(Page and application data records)
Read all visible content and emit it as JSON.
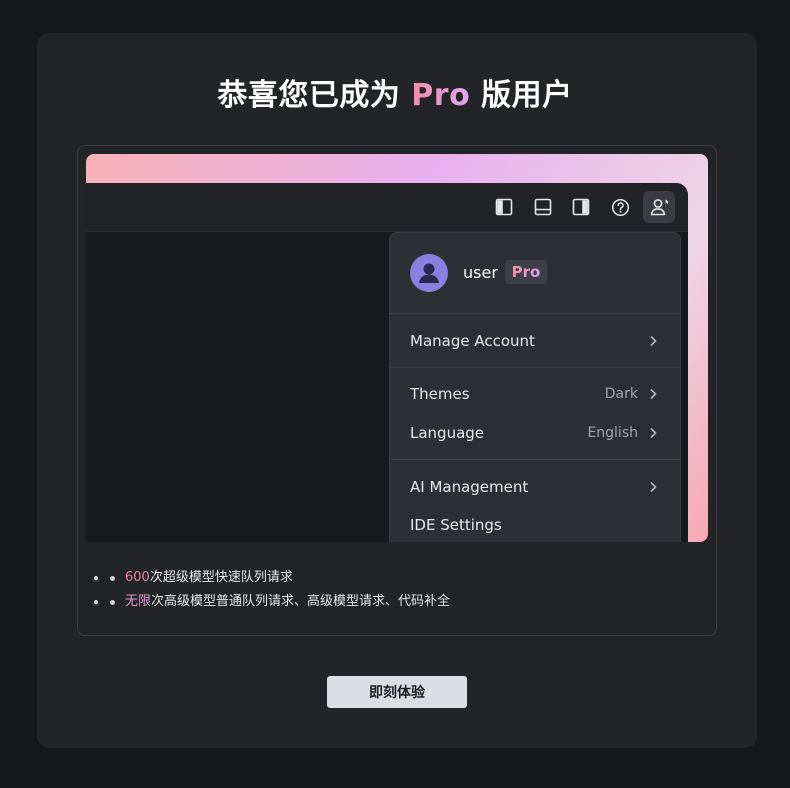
{
  "dialog": {
    "title_prefix": "恭喜您已成为",
    "title_highlight": "Pro",
    "title_suffix": "版用户"
  },
  "toolbar": {
    "icons": [
      "layout-left-panel-icon",
      "layout-bottom-panel-icon",
      "layout-right-panel-icon",
      "help-circle-icon",
      "user-account-icon"
    ]
  },
  "account_menu": {
    "username": "user",
    "badge": "Pro",
    "items": [
      {
        "label": "Manage Account",
        "value": ""
      },
      {
        "label": "Themes",
        "value": "Dark"
      },
      {
        "label": "Language",
        "value": "English"
      },
      {
        "label": "AI Management",
        "value": ""
      },
      {
        "label": "IDE Settings",
        "value": ""
      }
    ]
  },
  "features": [
    {
      "highlight": "600",
      "text": "次超级模型快速队列请求"
    },
    {
      "highlight": "无限",
      "text": "次高级模型普通队列请求、高级模型请求、代码补全"
    }
  ],
  "cta": {
    "label": "即刻体验"
  },
  "colors": {
    "dialog_bg": "#232428",
    "accent_pink": "#f27c96",
    "accent_purple": "#e1a8f0",
    "button_bg": "#dcdde3"
  }
}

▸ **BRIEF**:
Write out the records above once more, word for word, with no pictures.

▸ **EXERCISE RESULT**:
Read all visible content and emit it as JSON.
{
  "dialog": {
    "title_prefix": "恭喜您已成为",
    "title_highlight": "Pro",
    "title_suffix": "版用户"
  },
  "toolbar": {
    "icons": [
      "layout-left-panel-icon",
      "layout-bottom-panel-icon",
      "layout-right-panel-icon",
      "help-circle-icon",
      "user-account-icon"
    ]
  },
  "account_menu": {
    "username": "user",
    "badge": "Pro",
    "items": [
      {
        "label": "Manage Account",
        "value": ""
      },
      {
        "label": "Themes",
        "value": "Dark"
      },
      {
        "label": "Language",
        "value": "English"
      },
      {
        "label": "AI Management",
        "value": ""
      },
      {
        "label": "IDE Settings",
        "value": ""
      }
    ]
  },
  "features": [
    {
      "highlight": "600",
      "text": "次超级模型快速队列请求"
    },
    {
      "highlight": "无限",
      "text": "次高级模型普通队列请求、高级模型请求、代码补全"
    }
  ],
  "cta": {
    "label": "即刻体验"
  },
  "colors": {
    "dialog_bg": "#232428",
    "accent_pink": "#f27c96",
    "accent_purple": "#e1a8f0",
    "button_bg": "#dcdde3"
  }
}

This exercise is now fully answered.